Four-eyed Fish (Anableps ssp.)
Yet another oddball in the seemingly unending parade of bizarre fish that inhabit brackish water environments, the four-eyed fish's protruding eyes give the animal a froglike appearance. Although not commonly available in the pet trade, this fascinating species is well worth learning about and searching for.
Four-eyed fish are found along coastal areas from southern Mexico to northern South America. Unique among all fish, the eye is divided into two parts by a horizontal band of opaque tissue. The fish spends nearly all of its time at the surface of the water, and positions itself so that this dividing band of tissue is at the interface of the air and water.
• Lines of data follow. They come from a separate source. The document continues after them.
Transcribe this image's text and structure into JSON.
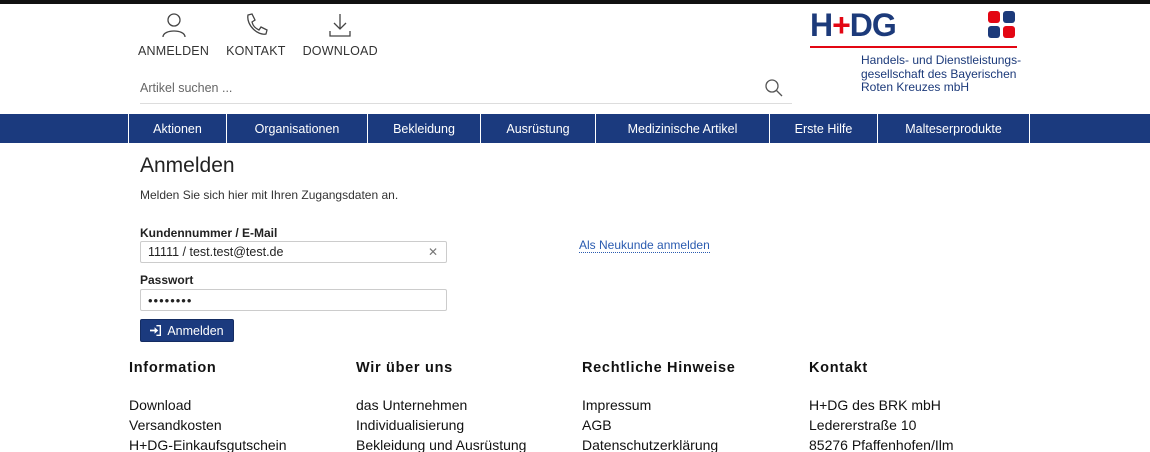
{
  "header": {
    "links": [
      {
        "label": "ANMELDEN",
        "icon": "user-icon"
      },
      {
        "label": "KONTAKT",
        "icon": "phone-icon"
      },
      {
        "label": "DOWNLOAD",
        "icon": "download-icon"
      }
    ],
    "search_placeholder": "Artikel suchen ...",
    "logo": {
      "text_left": "H",
      "text_plus": "+",
      "text_right": "DG",
      "subtitle": [
        "Handels- und Dienstleistungs-",
        "gesellschaft des Bayerischen",
        "Roten Kreuzes mbH"
      ],
      "colors": {
        "navy": "#1c3a7a",
        "red": "#e30613"
      }
    }
  },
  "nav": {
    "items": [
      "Aktionen",
      "Organisationen",
      "Bekleidung",
      "Ausrüstung",
      "Medizinische Artikel",
      "Erste Hilfe",
      "Malteserprodukte"
    ],
    "color": "#1b3a7e"
  },
  "login": {
    "title": "Anmelden",
    "intro": "Melden Sie sich hier mit Ihren Zugangsdaten an.",
    "customer_label": "Kundennummer / E-Mail",
    "customer_value": "11111 / test.test@test.de",
    "password_label": "Passwort",
    "password_value": "••••••••",
    "submit_label": "Anmelden",
    "register_link": "Als Neukunde anmelden"
  },
  "footer": {
    "columns": [
      {
        "title": "Information",
        "links": [
          "Download",
          "Versandkosten",
          "H+DG-Einkaufsgutschein"
        ]
      },
      {
        "title": "Wir über uns",
        "links": [
          "das Unternehmen",
          "Individualisierung",
          "Bekleidung und Ausrüstung"
        ]
      },
      {
        "title": "Rechtliche Hinweise",
        "links": [
          "Impressum",
          "AGB",
          "Datenschutzerklärung"
        ]
      },
      {
        "title": "Kontakt",
        "links": [
          "H+DG des BRK mbH",
          "Ledererstraße 10",
          "85276 Pfaffenhofen/Ilm"
        ]
      }
    ]
  }
}
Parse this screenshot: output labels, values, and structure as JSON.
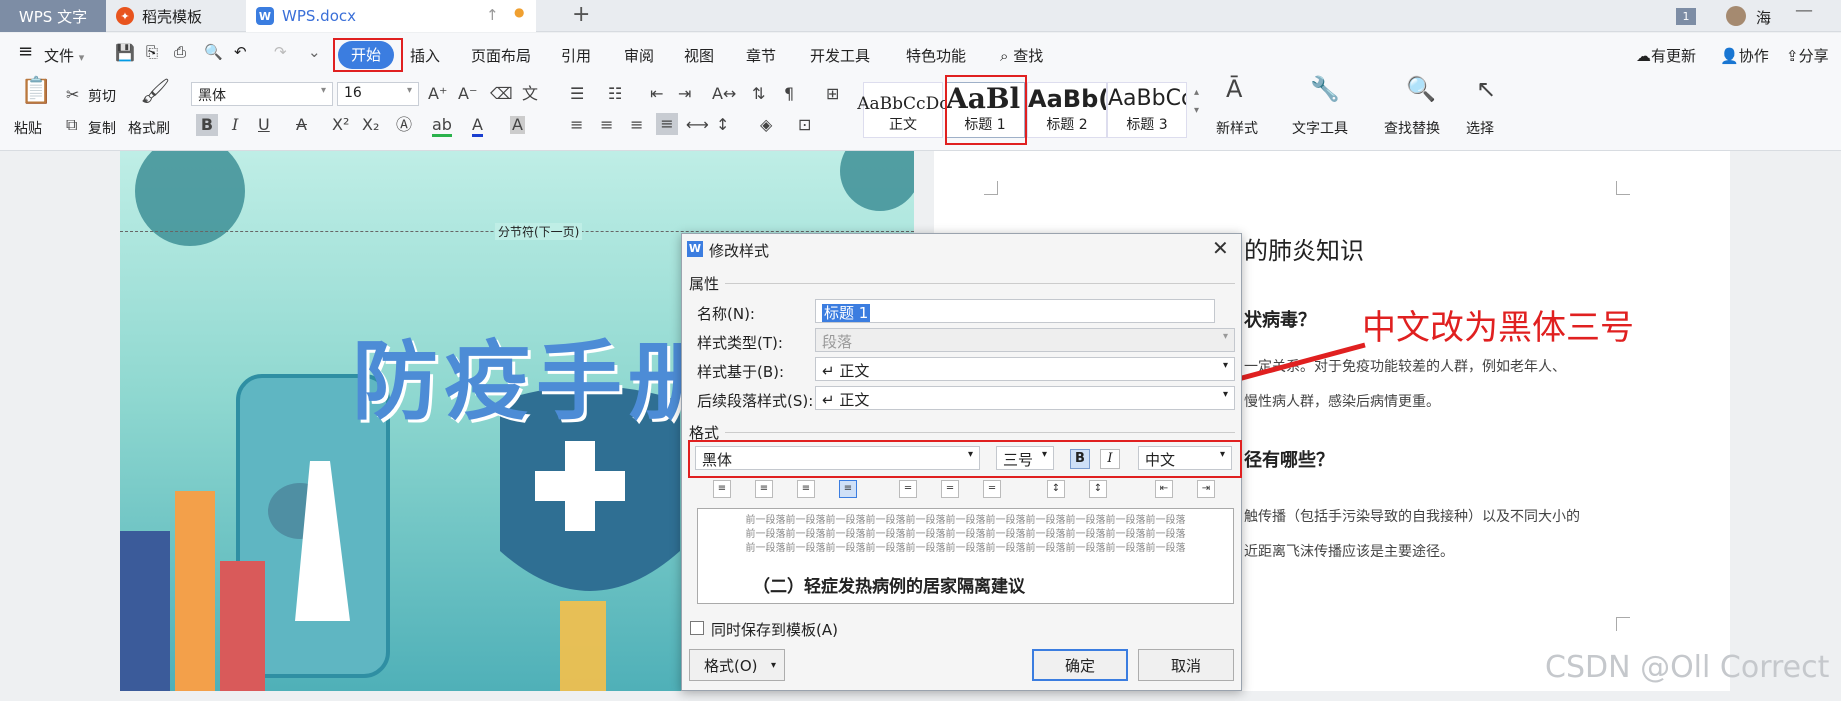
{
  "tabs": {
    "app": "WPS 文字",
    "template": "稻壳模板",
    "document": "WPS.docx",
    "new_tab": "+"
  },
  "titlebar": {
    "badge": "1",
    "user": "海"
  },
  "menu": {
    "file": "文件",
    "items": [
      "开始",
      "插入",
      "页面布局",
      "引用",
      "审阅",
      "视图",
      "章节",
      "开发工具",
      "特色功能"
    ],
    "search": "查找",
    "right": {
      "update": "有更新",
      "collab": "协作",
      "share": "分享"
    }
  },
  "ribbon": {
    "paste": "粘贴",
    "cut": "剪切",
    "copy": "复制",
    "format_painter": "格式刷",
    "font": "黑体",
    "size": "16",
    "styles": [
      {
        "preview": "AaBbCcDc",
        "label": "正文"
      },
      {
        "preview": "AaBl",
        "label": "标题 1"
      },
      {
        "preview": "AaBb(",
        "label": "标题 2"
      },
      {
        "preview": "AaBbCc",
        "label": "标题 3"
      }
    ],
    "new_style": "新样式",
    "text_tools": "文字工具",
    "find_replace": "查找替换",
    "select": "选择"
  },
  "cover": {
    "section_break": "分节符(下一页)",
    "title": "防疫手册"
  },
  "document": {
    "heading": "的肺炎知识",
    "q1": "状病毒？",
    "p1a": "一定关系。对于免疫功能较差的人群，例如老年人、",
    "p1b": "慢性病人群，感染后病情更重。",
    "q2": "径有哪些？",
    "p2a": "触传播（包括手污染导致的自我接种）以及不同大小的",
    "p2b": "近距离飞沫传播应该是主要途径。"
  },
  "annotation": "中文改为黑体三号",
  "dialog": {
    "title": "修改样式",
    "props_label": "属性",
    "name_label": "名称(N):",
    "name_value": "标题 1",
    "type_label": "样式类型(T):",
    "type_value": "段落",
    "based_label": "样式基于(B):",
    "based_value": "正文",
    "next_label": "后续段落样式(S):",
    "next_value": "正文",
    "format_label": "格式",
    "font": "黑体",
    "size": "三号",
    "bold": "B",
    "italic": "I",
    "script": "中文",
    "preview_prev": "前一段落前一段落前一段落前一段落前一段落前一段落前一段落前一段落前一段落前一段落前一段落",
    "preview_sample": "（二）轻症发热病例的居家隔离建议",
    "save_template": "同时保存到模板(A)",
    "format_btn": "格式(O)",
    "ok": "确定",
    "cancel": "取消"
  },
  "watermark": "CSDN @Oll Correct",
  "colors": {
    "accent": "#3b7de0",
    "annotation": "#e02020"
  }
}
The upper portion of the eye then scans the air for prey and predators, while the lower half does the same below the water.
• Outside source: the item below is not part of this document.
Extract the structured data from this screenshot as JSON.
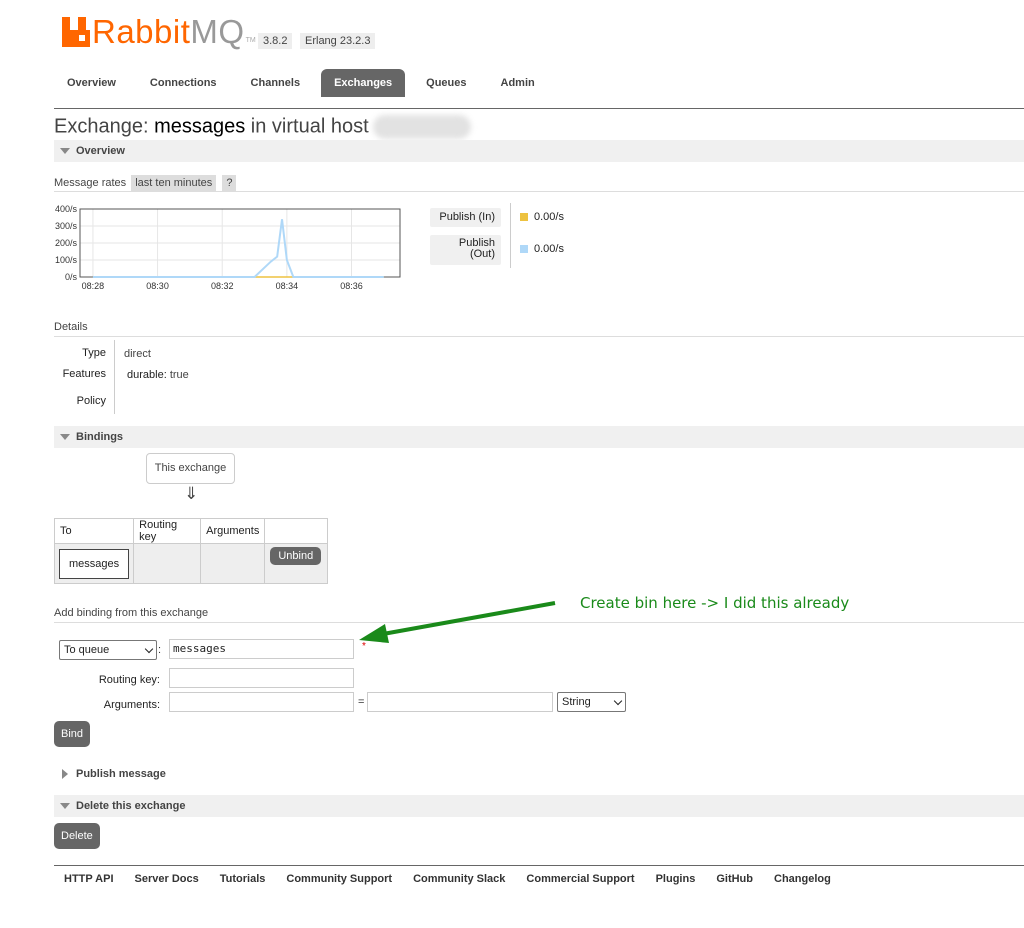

Four-eyed fish are best maintained in aquariums only partially filled with water. In this manner, you will more easily be able to observe their unique habits and lifestyle.
These fish are always on the move and therefore require an aquarium with a good deal of surface area. They are also quite skittish in captivity, and are prone to injuring themselves when startled. For this reason, foureyed fish should be approached slowly and lights should never be suddenly turned on if the room is in complete darkness.
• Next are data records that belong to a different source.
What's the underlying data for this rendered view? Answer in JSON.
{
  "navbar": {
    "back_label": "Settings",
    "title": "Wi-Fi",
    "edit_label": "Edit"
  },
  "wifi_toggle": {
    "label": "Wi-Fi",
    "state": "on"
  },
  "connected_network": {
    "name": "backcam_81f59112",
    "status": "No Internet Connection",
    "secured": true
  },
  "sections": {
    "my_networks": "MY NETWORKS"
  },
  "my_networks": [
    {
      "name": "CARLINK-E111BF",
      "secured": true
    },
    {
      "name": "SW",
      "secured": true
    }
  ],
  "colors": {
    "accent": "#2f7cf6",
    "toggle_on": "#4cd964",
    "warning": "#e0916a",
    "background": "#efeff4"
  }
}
Four-eyed fish are best maintained alone or with noncompeting species such as mudskippers.
Four-eyed fish have evolved to fit a very specific niche within their environments. In common with many such animals, their dietary requirements are fairly specific. Four-eyed fish definitely prefer live foods such as small shrimp and particularly insects. Some have acclimated to frozen foods, but they seem to thrive best when provided with a more natural diet.